=== WORKING DATA ===

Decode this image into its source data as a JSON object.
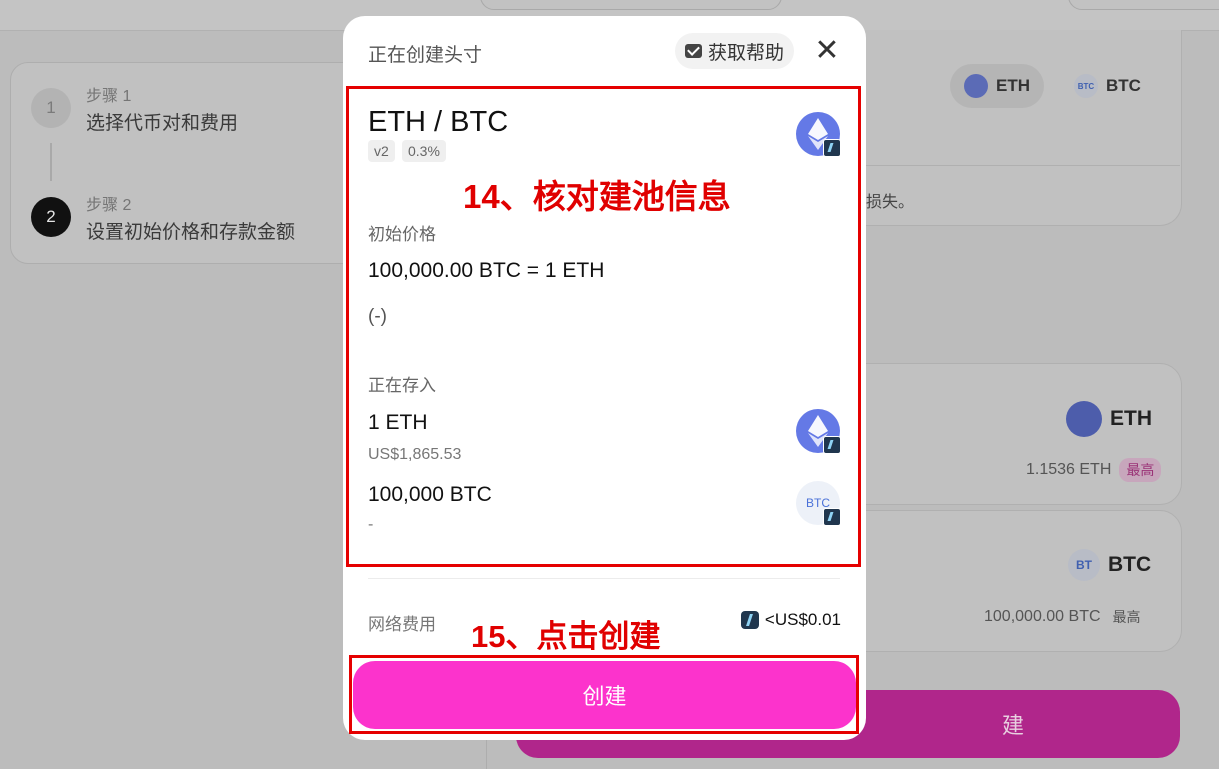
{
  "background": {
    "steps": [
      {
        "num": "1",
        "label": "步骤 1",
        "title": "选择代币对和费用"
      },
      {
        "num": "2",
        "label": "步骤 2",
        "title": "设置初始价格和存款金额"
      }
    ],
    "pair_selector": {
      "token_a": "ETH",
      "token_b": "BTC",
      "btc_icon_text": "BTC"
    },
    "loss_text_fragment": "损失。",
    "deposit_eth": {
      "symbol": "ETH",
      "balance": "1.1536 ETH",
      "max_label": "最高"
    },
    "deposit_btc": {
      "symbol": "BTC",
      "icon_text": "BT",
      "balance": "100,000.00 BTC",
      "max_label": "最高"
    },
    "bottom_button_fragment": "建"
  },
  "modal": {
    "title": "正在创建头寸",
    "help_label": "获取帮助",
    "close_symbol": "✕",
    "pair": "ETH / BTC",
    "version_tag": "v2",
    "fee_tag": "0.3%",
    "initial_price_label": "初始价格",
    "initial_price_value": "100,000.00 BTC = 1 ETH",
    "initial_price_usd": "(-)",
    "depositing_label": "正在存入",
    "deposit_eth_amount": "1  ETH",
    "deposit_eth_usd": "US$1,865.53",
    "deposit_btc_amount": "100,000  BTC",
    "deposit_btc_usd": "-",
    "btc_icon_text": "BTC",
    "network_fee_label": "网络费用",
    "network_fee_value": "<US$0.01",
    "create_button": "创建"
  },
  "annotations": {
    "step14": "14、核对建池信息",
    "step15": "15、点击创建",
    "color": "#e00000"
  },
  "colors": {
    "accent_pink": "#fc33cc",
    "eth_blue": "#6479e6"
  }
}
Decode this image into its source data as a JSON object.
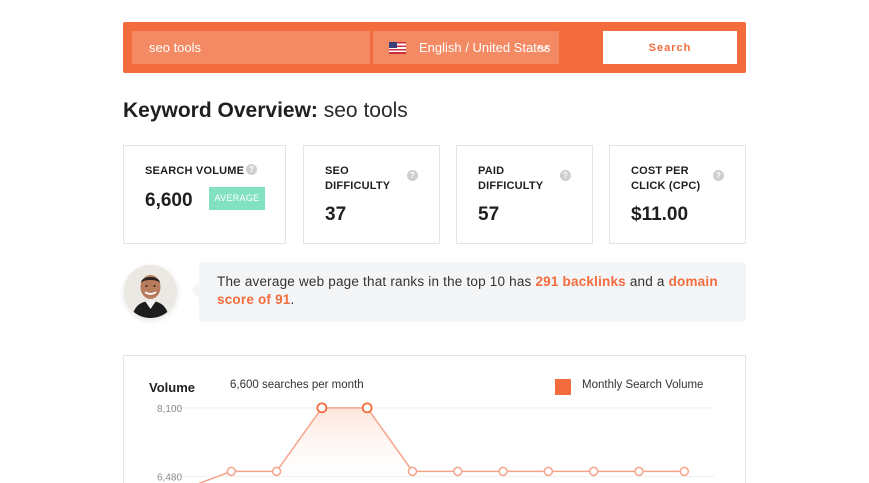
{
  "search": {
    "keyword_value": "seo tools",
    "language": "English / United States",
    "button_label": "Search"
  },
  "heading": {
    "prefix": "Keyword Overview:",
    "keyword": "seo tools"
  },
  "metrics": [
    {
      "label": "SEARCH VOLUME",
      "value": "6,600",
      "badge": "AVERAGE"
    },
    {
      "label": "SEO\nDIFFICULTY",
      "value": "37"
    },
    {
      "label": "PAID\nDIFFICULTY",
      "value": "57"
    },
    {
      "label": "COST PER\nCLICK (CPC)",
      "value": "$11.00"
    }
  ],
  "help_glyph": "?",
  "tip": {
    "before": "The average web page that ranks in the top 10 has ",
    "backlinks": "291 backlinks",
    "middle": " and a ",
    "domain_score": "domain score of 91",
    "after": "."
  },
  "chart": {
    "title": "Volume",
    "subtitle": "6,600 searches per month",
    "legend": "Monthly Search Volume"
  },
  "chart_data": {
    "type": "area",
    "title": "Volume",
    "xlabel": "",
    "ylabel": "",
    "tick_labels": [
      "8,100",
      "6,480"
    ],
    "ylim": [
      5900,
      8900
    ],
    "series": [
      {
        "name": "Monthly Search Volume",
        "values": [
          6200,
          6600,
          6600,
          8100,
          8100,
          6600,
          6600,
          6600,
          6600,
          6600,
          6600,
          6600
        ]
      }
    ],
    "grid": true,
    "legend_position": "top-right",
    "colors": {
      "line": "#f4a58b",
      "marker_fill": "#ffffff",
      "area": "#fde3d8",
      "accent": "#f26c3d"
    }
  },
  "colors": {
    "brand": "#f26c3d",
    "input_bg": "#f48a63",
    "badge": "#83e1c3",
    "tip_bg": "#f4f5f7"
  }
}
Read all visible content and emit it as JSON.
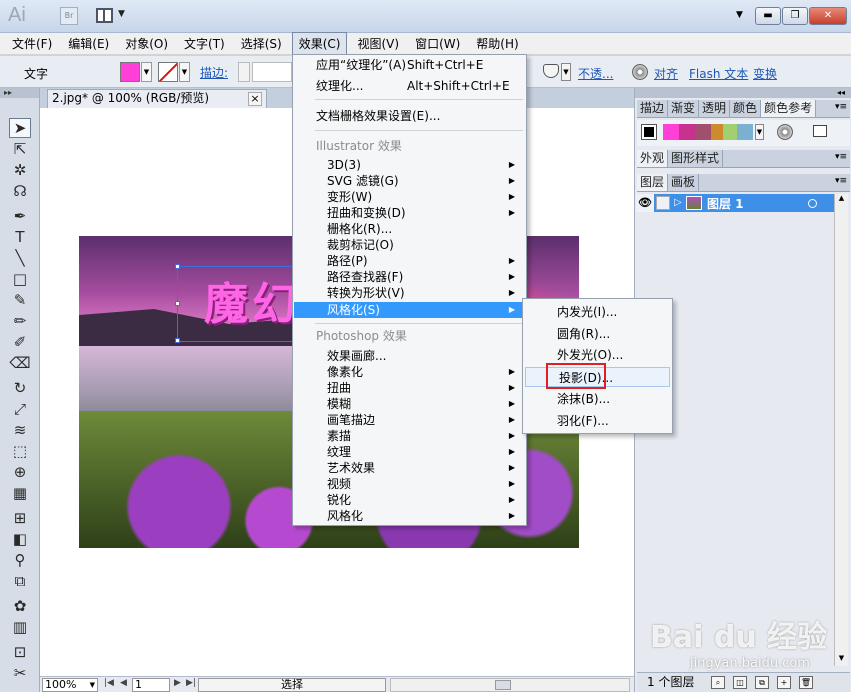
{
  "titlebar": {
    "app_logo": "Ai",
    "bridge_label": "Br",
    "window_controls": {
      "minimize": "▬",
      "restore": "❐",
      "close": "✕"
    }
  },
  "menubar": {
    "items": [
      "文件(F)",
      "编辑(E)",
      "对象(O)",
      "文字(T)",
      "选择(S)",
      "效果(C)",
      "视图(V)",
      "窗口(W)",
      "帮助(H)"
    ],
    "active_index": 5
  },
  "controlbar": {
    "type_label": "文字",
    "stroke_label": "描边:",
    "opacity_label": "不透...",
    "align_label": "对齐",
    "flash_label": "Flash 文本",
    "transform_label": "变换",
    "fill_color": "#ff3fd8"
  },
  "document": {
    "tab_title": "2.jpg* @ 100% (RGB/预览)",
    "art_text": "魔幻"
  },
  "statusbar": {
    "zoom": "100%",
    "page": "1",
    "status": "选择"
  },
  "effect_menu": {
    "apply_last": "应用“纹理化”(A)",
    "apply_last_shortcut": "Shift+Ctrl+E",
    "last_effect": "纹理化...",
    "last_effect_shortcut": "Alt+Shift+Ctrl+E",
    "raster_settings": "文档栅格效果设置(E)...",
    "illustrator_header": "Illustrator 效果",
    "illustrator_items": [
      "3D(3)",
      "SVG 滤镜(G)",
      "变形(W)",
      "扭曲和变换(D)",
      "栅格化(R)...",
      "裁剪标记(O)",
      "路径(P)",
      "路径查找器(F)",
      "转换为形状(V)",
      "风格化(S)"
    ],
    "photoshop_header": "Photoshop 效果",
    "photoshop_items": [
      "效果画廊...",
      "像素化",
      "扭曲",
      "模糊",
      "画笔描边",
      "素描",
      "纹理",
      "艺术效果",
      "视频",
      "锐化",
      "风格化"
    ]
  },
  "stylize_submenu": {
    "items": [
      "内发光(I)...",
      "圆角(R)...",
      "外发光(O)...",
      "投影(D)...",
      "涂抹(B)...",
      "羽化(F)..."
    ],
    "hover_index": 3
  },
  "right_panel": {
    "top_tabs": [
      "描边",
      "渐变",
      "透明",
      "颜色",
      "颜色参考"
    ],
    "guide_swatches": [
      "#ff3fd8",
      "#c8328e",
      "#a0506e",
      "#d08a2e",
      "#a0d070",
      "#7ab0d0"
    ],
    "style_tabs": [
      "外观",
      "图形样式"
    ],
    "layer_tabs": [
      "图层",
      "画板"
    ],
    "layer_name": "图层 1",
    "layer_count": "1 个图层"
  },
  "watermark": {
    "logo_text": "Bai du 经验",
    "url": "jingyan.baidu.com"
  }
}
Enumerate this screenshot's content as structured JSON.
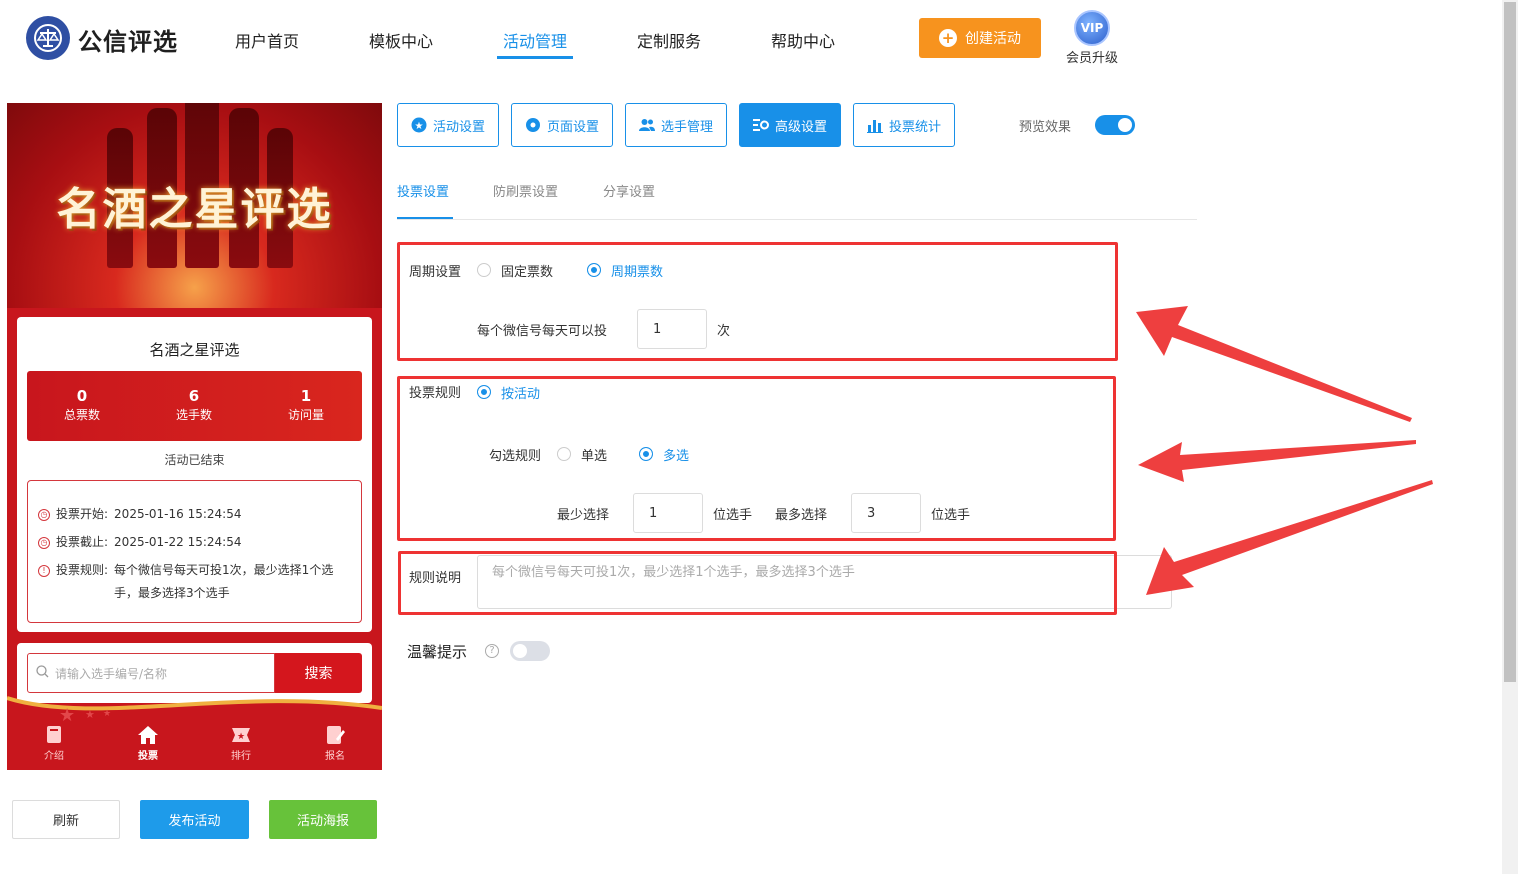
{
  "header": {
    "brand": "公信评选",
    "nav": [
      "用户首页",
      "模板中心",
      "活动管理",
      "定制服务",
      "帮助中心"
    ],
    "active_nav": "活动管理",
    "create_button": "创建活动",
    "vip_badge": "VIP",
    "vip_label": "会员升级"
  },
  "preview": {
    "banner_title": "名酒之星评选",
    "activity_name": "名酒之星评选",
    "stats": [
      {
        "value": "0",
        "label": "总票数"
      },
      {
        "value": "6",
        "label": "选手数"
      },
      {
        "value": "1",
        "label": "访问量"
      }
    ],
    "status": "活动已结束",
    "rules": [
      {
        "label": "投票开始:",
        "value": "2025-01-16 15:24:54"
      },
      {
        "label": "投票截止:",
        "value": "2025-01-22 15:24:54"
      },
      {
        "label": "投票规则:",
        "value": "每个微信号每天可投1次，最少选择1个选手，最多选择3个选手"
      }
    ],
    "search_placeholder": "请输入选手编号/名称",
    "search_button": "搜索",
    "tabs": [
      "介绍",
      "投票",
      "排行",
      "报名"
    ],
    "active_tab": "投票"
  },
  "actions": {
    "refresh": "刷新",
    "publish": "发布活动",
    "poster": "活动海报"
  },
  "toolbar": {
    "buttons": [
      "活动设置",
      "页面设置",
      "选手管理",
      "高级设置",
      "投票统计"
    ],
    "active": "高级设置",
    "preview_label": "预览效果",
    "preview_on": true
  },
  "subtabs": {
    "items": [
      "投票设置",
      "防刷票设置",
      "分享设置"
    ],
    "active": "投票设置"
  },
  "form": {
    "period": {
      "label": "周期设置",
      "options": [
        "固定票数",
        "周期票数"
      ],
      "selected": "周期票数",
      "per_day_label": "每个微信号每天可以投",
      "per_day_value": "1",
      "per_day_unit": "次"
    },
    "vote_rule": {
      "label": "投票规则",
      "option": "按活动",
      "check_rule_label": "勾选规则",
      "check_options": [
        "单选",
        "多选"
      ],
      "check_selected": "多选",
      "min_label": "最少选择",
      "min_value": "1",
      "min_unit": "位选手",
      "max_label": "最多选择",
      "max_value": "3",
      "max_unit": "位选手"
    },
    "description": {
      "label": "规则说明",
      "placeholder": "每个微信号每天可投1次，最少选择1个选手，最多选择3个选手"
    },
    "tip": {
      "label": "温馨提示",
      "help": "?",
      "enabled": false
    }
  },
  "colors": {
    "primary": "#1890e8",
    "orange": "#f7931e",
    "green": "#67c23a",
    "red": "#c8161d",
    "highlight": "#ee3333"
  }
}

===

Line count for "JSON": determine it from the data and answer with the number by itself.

4